About the disease itself, the infective ability seemed to fluctuate, depending on the circumstances, i.e., the next plot device required by the film. And how come nobody was draining Matt’s blood to find out why he’s immune? Or at least flying him to a lab with other seeming genetic lottery winners for testing!

However, two scenes made the movie for me. First, the final scene. Though it was discussed in the movie piecemeal, it was strangely satisfying to see it play out on film, how the MEV-1 is born and spreads into humanity. And the final shot, what we see Gwyneth doing, and the subtitle: DAY ONE. Still gives me goosebumps; fine cinematic technique there Mr. Soderbergh.

The penultimate scene, though, turned the flick for me. As a father of two young girls, watching the beautiful gift Matt gives his angst-ridden teenage daughter made me immediately think, “Hey, this is a movie that loves people.” Or, at least, doesn’t despise them enough to kill off the entire species.

Grade: A-minus.

Thursday, February 2, 2012

A Quick Word of Regret

Apologies – I’m exhausted.

Worked a full day, short lunch, coordinating meetings and solving problems. Left an hour early, grabbed Little One from daycare, took her to dinner, then “Family Math Night” at her elementary school. Fun, it was, playing games and learning math magic tricks. She made me proud, as she always does, and I beamed with pride as she went up to the smart board in front of 50+ parents and peers to solve a magic square. Got home, did some exercise bike and a weight workout (my latest thing), and now I’m going through our tax stuff to get ready for an appointment with H & R this Sunday. It’s a monumental task I somewhat optimistically labeled at three hours’ dedication.

So I’m pretty tired, and when I’m tired, I can’t think of much to write about.

I do have stuff to write about, though. A post on biographies, a review of Contagion. Some other stuff, too, that are just ideas bouncing round billiard-style inside my skull.

So, forgive me. Please do check back tomorrow, and anytime after.

Your Faithful Friend and Servant,


Wednesday, February 1, 2012


I stand amid the roar
Of a surf-tormented shore,
And I hold within my hand
Grains of the golden sand –
How few! yet how they creep
Through my fingers to the deep,
While I weep – while I weep!
O God! can I not grasp
Them with a tighter clasp?
O God! can I not save
One from the pitiless wave?
Is all that we see or seem
But a dream within a dream?

- “A Dream Within a Dream,” by Edgar Allan Poe

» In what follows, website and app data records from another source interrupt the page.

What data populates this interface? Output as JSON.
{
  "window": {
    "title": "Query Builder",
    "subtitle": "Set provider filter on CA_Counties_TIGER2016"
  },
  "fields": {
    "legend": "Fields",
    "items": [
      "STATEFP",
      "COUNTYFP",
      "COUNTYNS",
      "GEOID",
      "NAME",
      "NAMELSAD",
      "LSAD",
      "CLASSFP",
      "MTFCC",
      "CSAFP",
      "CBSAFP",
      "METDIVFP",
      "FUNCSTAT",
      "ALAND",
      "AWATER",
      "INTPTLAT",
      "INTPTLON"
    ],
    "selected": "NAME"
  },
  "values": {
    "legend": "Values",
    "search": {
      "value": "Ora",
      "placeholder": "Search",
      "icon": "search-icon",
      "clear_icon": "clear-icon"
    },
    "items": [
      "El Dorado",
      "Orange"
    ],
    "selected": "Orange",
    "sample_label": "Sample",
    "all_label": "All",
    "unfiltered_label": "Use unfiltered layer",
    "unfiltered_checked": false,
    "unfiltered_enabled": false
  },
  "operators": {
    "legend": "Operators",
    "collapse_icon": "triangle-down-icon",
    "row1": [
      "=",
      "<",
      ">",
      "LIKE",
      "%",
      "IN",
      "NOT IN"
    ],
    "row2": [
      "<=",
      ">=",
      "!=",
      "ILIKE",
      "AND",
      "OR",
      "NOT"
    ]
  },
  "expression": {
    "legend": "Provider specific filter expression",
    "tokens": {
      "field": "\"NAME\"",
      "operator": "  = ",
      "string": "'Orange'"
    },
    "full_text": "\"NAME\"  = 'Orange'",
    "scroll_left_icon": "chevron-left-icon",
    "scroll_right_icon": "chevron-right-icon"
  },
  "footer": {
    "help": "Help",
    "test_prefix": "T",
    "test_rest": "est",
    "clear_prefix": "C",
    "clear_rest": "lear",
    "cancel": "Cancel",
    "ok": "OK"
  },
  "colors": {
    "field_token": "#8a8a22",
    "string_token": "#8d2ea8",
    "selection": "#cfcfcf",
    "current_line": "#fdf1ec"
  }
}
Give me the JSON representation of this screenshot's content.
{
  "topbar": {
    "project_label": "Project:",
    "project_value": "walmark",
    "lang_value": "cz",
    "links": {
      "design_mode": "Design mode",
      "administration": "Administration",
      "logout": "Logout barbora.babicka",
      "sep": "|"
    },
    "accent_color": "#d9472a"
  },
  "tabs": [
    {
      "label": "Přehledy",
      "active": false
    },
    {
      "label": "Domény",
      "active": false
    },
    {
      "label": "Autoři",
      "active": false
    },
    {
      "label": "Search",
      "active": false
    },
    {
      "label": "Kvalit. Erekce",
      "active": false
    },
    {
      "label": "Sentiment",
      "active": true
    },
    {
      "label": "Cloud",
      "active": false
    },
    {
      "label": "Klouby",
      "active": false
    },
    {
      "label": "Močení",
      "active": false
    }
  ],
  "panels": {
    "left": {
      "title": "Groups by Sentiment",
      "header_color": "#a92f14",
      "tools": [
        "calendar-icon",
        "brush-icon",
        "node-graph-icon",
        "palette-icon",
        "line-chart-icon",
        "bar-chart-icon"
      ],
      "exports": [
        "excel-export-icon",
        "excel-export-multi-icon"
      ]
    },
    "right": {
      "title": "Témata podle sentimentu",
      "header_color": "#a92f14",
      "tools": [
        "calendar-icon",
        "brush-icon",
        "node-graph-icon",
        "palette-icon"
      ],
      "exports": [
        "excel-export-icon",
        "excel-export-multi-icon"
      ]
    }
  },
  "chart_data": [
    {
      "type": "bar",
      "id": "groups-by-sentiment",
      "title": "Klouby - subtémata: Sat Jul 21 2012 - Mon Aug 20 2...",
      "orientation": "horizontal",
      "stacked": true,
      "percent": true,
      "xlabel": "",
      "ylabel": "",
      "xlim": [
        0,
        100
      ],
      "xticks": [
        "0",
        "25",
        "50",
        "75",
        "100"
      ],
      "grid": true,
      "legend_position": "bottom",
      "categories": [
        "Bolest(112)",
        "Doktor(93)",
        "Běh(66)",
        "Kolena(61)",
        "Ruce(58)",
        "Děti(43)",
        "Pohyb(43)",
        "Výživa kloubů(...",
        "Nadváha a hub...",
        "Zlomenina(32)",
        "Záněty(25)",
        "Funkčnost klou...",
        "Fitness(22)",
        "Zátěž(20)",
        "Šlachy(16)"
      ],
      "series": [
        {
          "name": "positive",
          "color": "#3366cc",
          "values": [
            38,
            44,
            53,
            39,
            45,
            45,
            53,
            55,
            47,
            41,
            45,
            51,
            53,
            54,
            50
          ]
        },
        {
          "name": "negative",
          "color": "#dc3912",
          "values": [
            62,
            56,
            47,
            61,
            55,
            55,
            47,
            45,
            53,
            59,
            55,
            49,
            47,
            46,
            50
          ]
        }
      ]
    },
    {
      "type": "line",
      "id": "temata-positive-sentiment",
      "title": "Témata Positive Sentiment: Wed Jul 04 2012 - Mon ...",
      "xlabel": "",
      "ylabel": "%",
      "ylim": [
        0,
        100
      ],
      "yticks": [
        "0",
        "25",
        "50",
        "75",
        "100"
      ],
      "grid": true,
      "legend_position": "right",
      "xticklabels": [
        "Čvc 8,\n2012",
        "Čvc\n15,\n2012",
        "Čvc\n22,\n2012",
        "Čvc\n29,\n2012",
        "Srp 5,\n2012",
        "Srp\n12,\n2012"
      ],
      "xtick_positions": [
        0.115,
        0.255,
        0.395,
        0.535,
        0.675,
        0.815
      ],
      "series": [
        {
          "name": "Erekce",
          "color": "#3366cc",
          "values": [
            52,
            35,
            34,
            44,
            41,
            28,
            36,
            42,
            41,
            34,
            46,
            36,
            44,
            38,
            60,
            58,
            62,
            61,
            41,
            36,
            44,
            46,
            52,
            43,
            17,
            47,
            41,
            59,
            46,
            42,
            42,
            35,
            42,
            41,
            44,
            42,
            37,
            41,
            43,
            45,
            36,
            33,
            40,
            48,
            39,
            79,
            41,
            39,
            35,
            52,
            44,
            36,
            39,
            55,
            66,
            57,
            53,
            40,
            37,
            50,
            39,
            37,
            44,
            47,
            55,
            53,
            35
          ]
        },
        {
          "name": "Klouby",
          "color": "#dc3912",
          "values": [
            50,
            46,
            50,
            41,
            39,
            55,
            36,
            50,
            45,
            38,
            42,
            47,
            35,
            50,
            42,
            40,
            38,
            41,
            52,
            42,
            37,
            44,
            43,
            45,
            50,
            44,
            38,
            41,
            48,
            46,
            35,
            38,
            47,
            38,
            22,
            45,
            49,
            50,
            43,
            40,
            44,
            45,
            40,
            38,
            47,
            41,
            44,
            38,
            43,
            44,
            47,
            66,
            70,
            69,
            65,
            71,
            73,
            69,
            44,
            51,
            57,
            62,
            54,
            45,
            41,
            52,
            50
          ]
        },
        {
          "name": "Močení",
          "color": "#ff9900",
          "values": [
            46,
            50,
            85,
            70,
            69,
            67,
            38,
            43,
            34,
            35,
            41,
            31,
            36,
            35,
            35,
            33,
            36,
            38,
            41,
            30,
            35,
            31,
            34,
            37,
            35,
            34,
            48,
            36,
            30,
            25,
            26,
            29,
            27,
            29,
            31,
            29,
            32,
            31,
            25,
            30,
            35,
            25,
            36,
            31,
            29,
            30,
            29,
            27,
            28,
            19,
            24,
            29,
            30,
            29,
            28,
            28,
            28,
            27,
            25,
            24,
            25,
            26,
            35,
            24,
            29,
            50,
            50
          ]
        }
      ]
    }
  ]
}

Instead of struggling through dusty and mildewed ancient copies of works by Keats, Shelley, or Byron, should I not instead read through the poetry of Edgar Allan Poe? I admit – just as you, no doubt – that the name Poe does not lead one to tack on the letters t, r, and y. Yet of the half-dozen or so poems of his I’ve read (and I may have posted one or two here), I have never been disappointed. While not a technical genius, he does express a plane of metaphysical angst that I find easy to skate on. It’s not cheap and teenish or French-philosophe-ish, more (yet not) horrorish, more science fictionish, if I be forced to try to plant my finger on that pulse.

Something to put down on the index card, for my library and used book store travels this weekend.